Free and Open to the Public | Tuesday - Sunday | 11 - 5
Study for Lobster Trap and Fish Tail
Considered a major breakthrough in modern sculpture, Alexander Calder’s most notable mode, the mobile, acts as evidence of his flair for humor and whimsy. Capturing the motion of the sea, Study for Lobster Trap and Fish Tail floats above the museum space, quietly dancing about the viewer below. Turning in its place, the mobile evokes the soft undulations of the ocean floor. The colors and forms of the sculpture further this evocation of marine life, creating figural allusions to its namesake – a lobster and a fish tail. Its motion, sensitive to even the softest blow, resembles the response of the sea to a crossing boat, the activation of the sculpture’s forms echoing the rhythmic stirring of gentle ocean waves. The ability to shape and follow the movements of the mobile is especially delightful for the viewer, rousing a childlike fascination as one watches its frame shake and wiggle. Enhancing the interaction between the sculpture and the individual, Calder separates his works from the truly ‘grounded’ practices of traditional sculpture, continuing his interest in the play between natural and mechanical movement.
Calder experimented with kinetic forms in his early creation, Cirque Calder. A miniature circus, Cirque Calder is comprised of various characters, namely ringmasters, gymnasts, and animals. Maneuvered through the arena by Calder, the wire creatures were lifted and placed in their respective acts. Though controlled by both Calder and the mechanisms of his various contraptions, the figures were still subject to natural movement; sometimes falling and moving in ways that he had not expected.
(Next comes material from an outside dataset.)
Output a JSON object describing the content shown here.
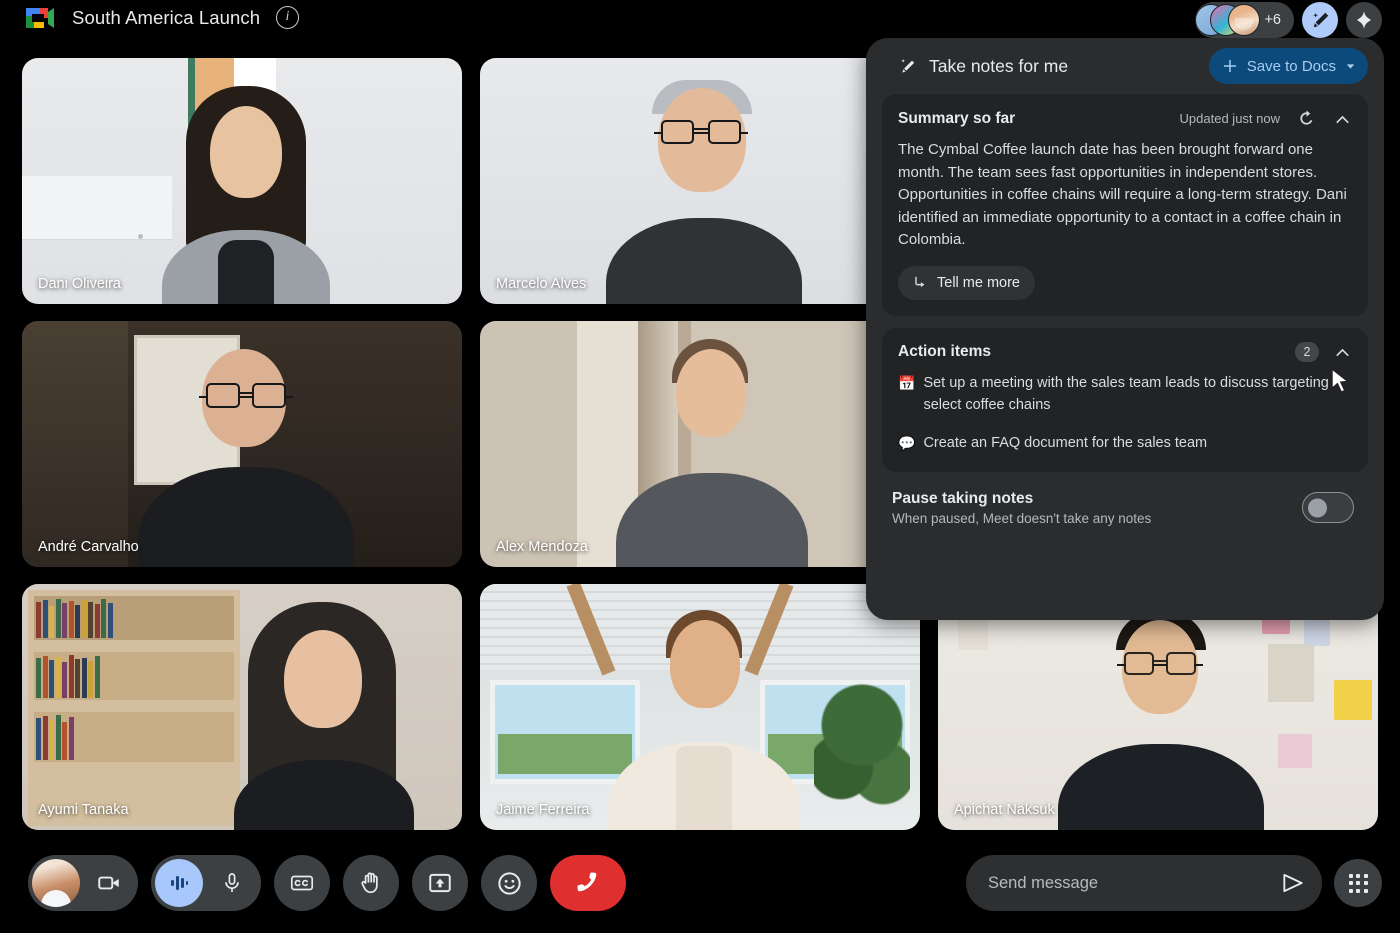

In a similar sense, the motion of Study for Lobster Trap and Fish Tail is also the result of the natural and the mechanical. Conjuring the acrobatic balance and precarious movement of a tightrope walker, the mobile hangs above the audience of the gallery space, as if referencing the performance of Cirque Calder’s small wire creatures. Purposely assembled to produce an opposition of horizontal and vertical arms, the duration and complexity of its chance movement would not exist without the mobile’s technical proficiency. Yet, it is not motorized. The mobile is just as reliant upon the soft breeze of the environment, or viewer, as its efficient construction. Without the two, the mobile would not fully realize its acrobatic balance and motion, nor would it engage the spectator, regardless of its position above a dining room table or in the gallery space of a museum.
This work is currently on view in the Dorothy Johnston Towne Gallery on the second floor of the museum.
Quinn Refer ’14
Curatorial Intern, Summer 2012